MAIM 2014: Throughout the next month we, the class of 2014, will be exploring themes that shape our collective vision of innovation, serving as inspiration for our upcoming final Degree Show. These key themes include: experimentation, chaos, risk, uncertainty, creativity and, of course, innovation.
The disappearance of Malaysia Airlines flight MH370 is confusing, scary and miserable for the families of those on board. The ambiguity is one of its most difficult aspects, as it leaves those families in between hope and grief, not really able to do either. It also leaves those of us not personally affected more than a bit uneasy. We usually have so much information, we usually can figure things out, we usually don’t lose big things.
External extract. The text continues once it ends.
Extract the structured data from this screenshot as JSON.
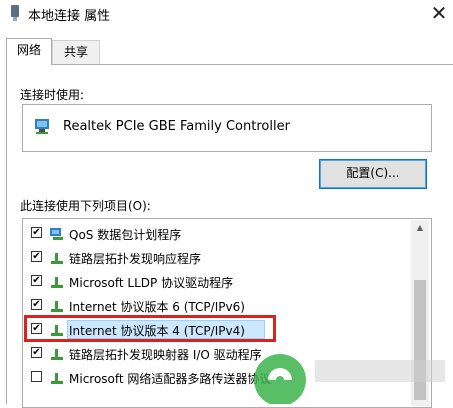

There’s something about not knowing that hits us deep. Daily life usually does not strike such a blow, but every once in a while we get put in our place. It’s like being forced into the Total Perspective Vortex from Douglas Adam’s The Restaurant at the End of the Universe, a torture device that shows you how infinitely small you are compared to the Universe.
We like feeling in control, equipped with knowledge; on top of the world, or at least the world inside our own heads. The media coverage about MH370 demonstrates this. We want information to pierce the obscurity. We want someone to do something. We want governments and corporations to take the right steps towards reducing the uncertainty. And they well should.
Contrast this with a normal lecture day in the safe, creative fortress of Central Saint Martins. In MA Innovation Management, we are told that uncertainty is ‘great’. It offers opportunity for learning and new discoveries. Joseph Schumpeter agrees that fundamental uncertainty is inherent to all innovation. Nassim Nicholas Taleb in his book Antifragile: Things that Gain from Disorder defines antifragile as the ability to face shocks and get better, saying the antifragile emerge from uncertainty stronger for the experience.
But it would be tactless to tell people to get comfort from the productivity of uncertainty. Or even like it. And I stand with Taleb against increasing antifragility at the expense of individuals. As us innovators tout the benefits of uncertainty, how can we work to deliver the basic certainties of safety and health in increasing measure?
While we emotionally dislike uncertainty, it has been shown molecularly endemic to everyday life. According to Werner Heisenberg’s uncertainty principle, we can’t even get a handle on the smallest specks: we can’t measure both the position and momentum of a particle with precision. The more accurately we measure one, the more the other eludes us. We can’t find a Boeing 777; we can’t find atoms.
But maybe this is the beginning of humility. And maybe humility is a beginning of knowledge. In response to uncertainty we are driven to seek information; when one of our paradigms fails us we are willing to try anything. As artist Bonnie Camplin says, “no truth is forever”, but maybe that is because no truth is complete. Admitting the fundamental reality of uncertainty can be a driving force on a daily quest to knowledge.